### [Data shown]
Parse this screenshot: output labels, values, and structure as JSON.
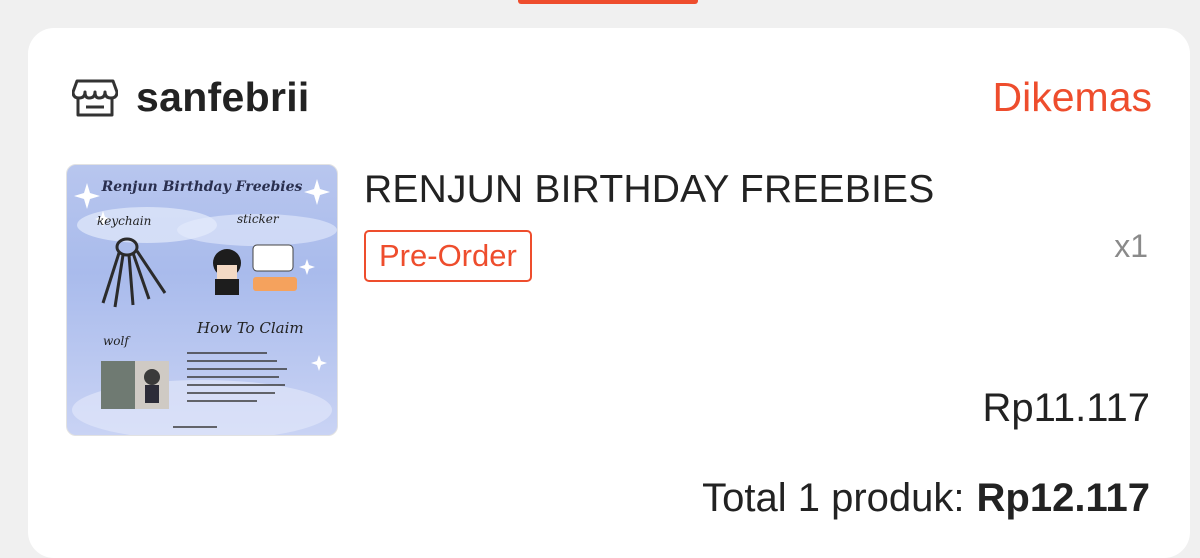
{
  "shop": {
    "name": "sanfebrii",
    "status": "Dikemas"
  },
  "product": {
    "title": "RENJUN BIRTHDAY FREEBIES",
    "badge": "Pre-Order",
    "quantity": "x1",
    "price": "Rp11.117",
    "image": {
      "header_text": "Renjun Birthday Freebies",
      "label_keychain": "keychain",
      "label_sticker": "sticker",
      "label_how_to_claim": "How To Claim",
      "label_wolf": "wolf"
    }
  },
  "total": {
    "label": "Total 1 produk:",
    "amount": "Rp12.117"
  },
  "colors": {
    "accent": "#ee4d2d",
    "text": "#222222",
    "muted": "#8a8a8a",
    "background": "#f0f0f0",
    "card": "#ffffff"
  },
  "icons": {
    "shop": "store-icon"
  }
}
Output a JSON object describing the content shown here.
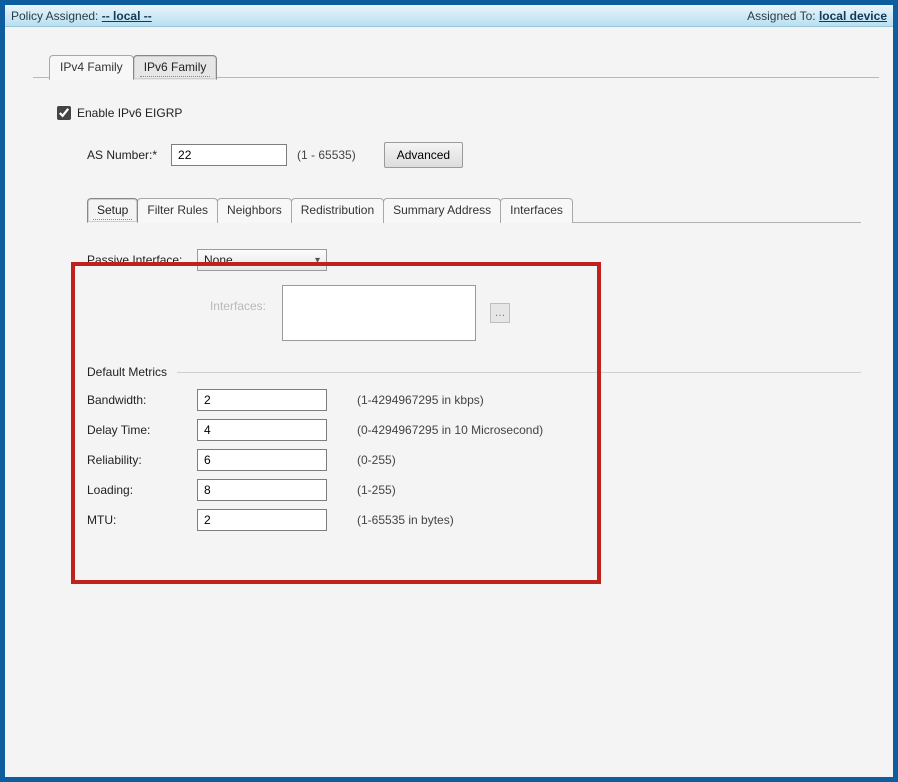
{
  "header": {
    "policy_label": "Policy Assigned:",
    "policy_value": "-- local --",
    "assigned_label": "Assigned To:",
    "assigned_value": "local device"
  },
  "family_tabs": [
    {
      "label": "IPv4 Family",
      "active": false
    },
    {
      "label": "IPv6 Family",
      "active": true
    }
  ],
  "enable": {
    "label": "Enable IPv6 EIGRP",
    "checked": true
  },
  "as": {
    "label": "AS Number:*",
    "value": "22",
    "range": "(1 - 65535)",
    "advanced_label": "Advanced"
  },
  "sub_tabs": [
    {
      "label": "Setup",
      "active": true
    },
    {
      "label": "Filter Rules",
      "active": false
    },
    {
      "label": "Neighbors",
      "active": false
    },
    {
      "label": "Redistribution",
      "active": false
    },
    {
      "label": "Summary Address",
      "active": false
    },
    {
      "label": "Interfaces",
      "active": false
    }
  ],
  "setup": {
    "passive_label": "Passive Interface:",
    "passive_value": "None",
    "interfaces_label": "Interfaces:",
    "interfaces_value": "",
    "default_metrics_title": "Default Metrics",
    "metrics": {
      "bandwidth_label": "Bandwidth:",
      "bandwidth_value": "2",
      "bandwidth_hint": "(1-4294967295 in kbps)",
      "delay_label": "Delay Time:",
      "delay_value": "4",
      "delay_hint": "(0-4294967295 in 10 Microsecond)",
      "reliability_label": "Reliability:",
      "reliability_value": "6",
      "reliability_hint": "(0-255)",
      "loading_label": "Loading:",
      "loading_value": "8",
      "loading_hint": "(1-255)",
      "mtu_label": "MTU:",
      "mtu_value": "2",
      "mtu_hint": "(1-65535 in bytes)"
    }
  }
}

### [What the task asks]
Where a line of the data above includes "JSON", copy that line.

### [Written answer]
Parse this screenshot: output labels, values, and structure as JSON.
Output a JSON object describing the content shown here.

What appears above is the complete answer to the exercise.